WORK REQUIRED: Scan the entries below for the string "JSON" and copy every line where it turns up.

(Dataset entries)

--- START ---

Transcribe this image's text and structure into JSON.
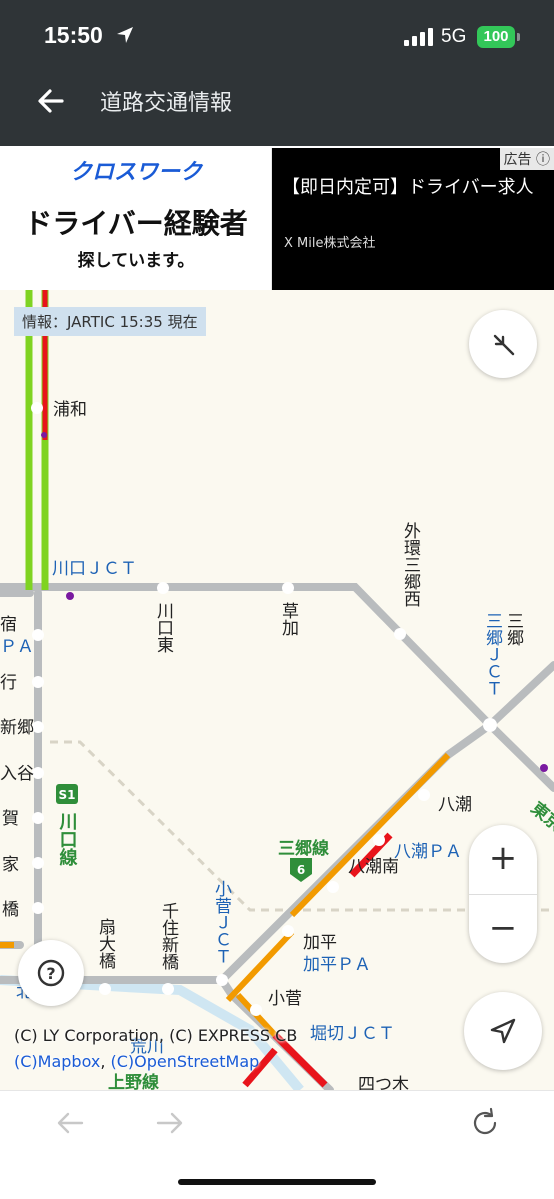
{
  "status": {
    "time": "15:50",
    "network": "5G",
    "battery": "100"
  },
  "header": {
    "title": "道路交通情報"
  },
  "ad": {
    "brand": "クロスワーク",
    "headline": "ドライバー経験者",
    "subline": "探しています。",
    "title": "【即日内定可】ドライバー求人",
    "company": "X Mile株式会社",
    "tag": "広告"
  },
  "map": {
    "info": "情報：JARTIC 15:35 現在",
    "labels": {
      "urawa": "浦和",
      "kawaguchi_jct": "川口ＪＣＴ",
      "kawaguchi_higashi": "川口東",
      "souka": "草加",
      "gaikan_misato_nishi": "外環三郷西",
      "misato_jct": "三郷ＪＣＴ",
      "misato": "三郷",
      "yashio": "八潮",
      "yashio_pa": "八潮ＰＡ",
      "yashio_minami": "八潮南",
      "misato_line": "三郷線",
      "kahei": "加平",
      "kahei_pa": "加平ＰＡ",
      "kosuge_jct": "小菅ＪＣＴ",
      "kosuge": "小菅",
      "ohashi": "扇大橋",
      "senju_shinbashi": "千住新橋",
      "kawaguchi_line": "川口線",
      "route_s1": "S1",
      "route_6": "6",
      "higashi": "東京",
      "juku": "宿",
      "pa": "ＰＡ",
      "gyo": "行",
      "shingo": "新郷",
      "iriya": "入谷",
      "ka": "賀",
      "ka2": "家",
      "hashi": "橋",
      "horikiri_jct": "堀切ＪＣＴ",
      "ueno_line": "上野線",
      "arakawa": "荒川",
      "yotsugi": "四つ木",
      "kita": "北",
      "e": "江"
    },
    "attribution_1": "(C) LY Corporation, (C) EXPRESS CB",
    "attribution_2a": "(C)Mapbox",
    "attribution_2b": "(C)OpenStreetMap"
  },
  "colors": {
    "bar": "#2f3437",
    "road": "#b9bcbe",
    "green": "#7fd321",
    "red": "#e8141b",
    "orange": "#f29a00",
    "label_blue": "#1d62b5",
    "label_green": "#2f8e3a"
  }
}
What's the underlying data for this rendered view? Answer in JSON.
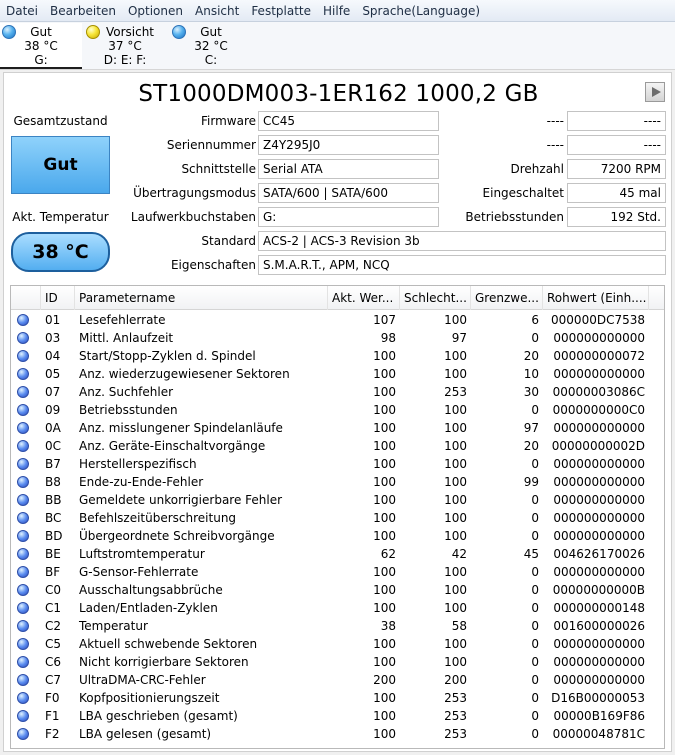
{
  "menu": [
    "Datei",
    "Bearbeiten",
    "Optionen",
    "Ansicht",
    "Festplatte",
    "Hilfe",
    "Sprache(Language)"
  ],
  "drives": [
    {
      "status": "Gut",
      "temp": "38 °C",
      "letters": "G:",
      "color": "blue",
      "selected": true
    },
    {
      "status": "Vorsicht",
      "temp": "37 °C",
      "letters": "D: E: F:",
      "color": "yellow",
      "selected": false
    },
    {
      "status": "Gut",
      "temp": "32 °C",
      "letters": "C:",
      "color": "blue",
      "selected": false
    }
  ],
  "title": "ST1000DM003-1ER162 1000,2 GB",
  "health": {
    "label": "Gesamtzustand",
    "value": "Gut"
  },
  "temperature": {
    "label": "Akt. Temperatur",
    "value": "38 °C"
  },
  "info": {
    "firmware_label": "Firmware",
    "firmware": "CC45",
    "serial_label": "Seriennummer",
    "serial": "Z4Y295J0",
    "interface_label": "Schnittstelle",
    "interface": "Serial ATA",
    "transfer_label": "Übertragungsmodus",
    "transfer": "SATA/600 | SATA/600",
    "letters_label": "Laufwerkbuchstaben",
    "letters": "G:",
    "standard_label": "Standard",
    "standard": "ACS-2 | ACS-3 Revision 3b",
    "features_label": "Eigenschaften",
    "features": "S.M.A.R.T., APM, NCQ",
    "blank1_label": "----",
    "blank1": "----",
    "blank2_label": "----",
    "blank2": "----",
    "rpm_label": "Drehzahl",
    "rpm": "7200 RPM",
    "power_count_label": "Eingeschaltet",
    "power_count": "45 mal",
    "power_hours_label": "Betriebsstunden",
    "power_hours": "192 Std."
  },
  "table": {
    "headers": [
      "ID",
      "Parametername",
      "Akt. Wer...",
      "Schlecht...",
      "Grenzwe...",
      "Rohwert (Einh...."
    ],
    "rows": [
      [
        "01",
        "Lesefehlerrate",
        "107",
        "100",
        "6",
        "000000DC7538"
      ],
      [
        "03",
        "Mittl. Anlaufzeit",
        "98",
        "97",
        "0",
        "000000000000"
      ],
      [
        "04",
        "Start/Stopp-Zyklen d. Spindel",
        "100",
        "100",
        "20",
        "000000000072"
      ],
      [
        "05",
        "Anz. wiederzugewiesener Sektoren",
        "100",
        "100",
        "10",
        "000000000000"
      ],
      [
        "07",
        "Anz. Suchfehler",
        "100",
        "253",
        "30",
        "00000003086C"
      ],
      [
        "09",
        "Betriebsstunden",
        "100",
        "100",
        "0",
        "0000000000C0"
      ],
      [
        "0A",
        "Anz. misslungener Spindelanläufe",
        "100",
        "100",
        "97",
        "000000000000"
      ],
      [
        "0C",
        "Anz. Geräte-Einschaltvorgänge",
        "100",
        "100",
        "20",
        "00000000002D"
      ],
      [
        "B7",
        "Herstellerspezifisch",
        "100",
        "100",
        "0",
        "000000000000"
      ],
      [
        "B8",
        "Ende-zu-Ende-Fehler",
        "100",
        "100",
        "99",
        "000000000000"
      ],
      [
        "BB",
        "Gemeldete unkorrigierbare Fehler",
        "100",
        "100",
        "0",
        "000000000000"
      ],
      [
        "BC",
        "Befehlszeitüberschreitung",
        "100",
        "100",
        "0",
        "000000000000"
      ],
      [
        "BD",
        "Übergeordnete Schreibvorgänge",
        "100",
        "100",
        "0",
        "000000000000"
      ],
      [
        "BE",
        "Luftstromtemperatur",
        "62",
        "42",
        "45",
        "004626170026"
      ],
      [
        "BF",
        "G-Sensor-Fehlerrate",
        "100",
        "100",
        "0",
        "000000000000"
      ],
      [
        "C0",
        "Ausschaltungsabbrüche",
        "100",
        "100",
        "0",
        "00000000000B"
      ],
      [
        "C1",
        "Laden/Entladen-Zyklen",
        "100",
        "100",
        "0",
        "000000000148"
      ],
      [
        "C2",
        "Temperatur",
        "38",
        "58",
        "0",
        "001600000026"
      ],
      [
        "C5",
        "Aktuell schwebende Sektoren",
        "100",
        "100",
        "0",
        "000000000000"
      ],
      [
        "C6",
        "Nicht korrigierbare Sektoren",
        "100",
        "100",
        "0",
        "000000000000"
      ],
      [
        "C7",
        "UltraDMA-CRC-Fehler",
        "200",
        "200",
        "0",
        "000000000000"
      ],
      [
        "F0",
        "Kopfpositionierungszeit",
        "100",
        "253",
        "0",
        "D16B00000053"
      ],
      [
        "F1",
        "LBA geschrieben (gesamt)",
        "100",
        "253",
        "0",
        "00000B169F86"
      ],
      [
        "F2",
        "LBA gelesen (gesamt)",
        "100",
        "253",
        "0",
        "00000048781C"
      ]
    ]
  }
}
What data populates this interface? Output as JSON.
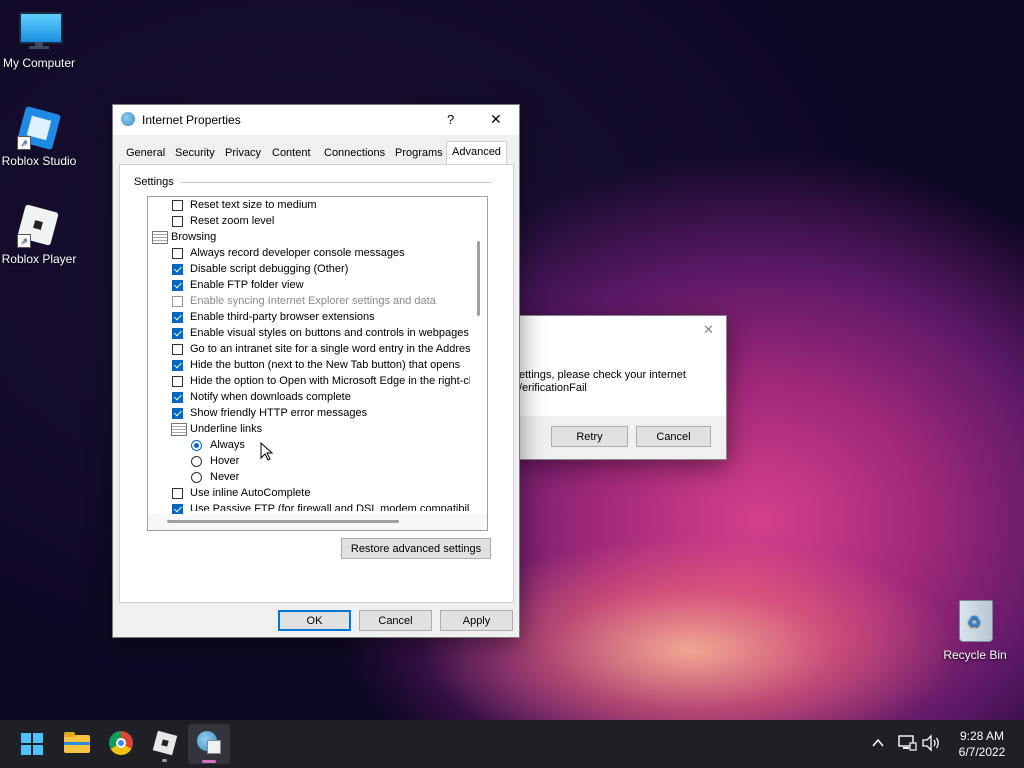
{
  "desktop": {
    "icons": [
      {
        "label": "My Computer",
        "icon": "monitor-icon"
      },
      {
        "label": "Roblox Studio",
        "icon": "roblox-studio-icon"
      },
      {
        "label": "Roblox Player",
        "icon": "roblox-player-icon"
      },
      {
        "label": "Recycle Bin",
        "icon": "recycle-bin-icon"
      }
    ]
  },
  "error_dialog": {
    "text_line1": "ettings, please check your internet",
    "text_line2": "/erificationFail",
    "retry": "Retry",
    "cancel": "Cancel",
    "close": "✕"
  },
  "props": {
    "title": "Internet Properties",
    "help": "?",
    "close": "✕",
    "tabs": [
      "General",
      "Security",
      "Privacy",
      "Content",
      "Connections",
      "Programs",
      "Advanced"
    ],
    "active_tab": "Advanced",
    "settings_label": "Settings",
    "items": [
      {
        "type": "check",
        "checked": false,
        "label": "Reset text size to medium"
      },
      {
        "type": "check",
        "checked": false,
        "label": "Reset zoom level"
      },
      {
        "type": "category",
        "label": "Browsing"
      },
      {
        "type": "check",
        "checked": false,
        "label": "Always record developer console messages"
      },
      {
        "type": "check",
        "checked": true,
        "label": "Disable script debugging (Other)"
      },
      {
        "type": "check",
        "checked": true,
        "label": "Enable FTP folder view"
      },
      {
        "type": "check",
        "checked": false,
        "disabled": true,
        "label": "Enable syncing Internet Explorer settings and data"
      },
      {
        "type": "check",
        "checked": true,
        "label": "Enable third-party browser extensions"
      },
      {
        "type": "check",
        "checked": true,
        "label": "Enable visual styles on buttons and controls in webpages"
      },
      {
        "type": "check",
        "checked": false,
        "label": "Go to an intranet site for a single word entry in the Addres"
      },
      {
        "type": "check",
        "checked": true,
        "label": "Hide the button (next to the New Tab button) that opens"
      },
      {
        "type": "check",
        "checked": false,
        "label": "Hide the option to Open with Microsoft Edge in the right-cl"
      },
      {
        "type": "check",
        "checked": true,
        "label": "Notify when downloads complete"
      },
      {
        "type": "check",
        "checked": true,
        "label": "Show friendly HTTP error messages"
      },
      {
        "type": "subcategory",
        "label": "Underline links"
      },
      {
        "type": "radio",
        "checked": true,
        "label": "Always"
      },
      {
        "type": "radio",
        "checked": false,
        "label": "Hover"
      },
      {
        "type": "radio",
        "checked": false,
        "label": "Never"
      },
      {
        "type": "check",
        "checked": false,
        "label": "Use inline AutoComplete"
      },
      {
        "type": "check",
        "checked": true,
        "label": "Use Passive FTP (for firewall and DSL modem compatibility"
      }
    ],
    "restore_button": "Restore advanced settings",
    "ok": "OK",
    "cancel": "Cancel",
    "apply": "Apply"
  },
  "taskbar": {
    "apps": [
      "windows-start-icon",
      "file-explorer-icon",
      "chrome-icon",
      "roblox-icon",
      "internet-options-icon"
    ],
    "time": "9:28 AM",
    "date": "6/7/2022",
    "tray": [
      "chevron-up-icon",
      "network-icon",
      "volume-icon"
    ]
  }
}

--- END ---

REPLY:
Transcribe this image's text and structure into JSON.
What's the underlying data for this rendered view? Answer in JSON.
What data populates this interface? Output as JSON.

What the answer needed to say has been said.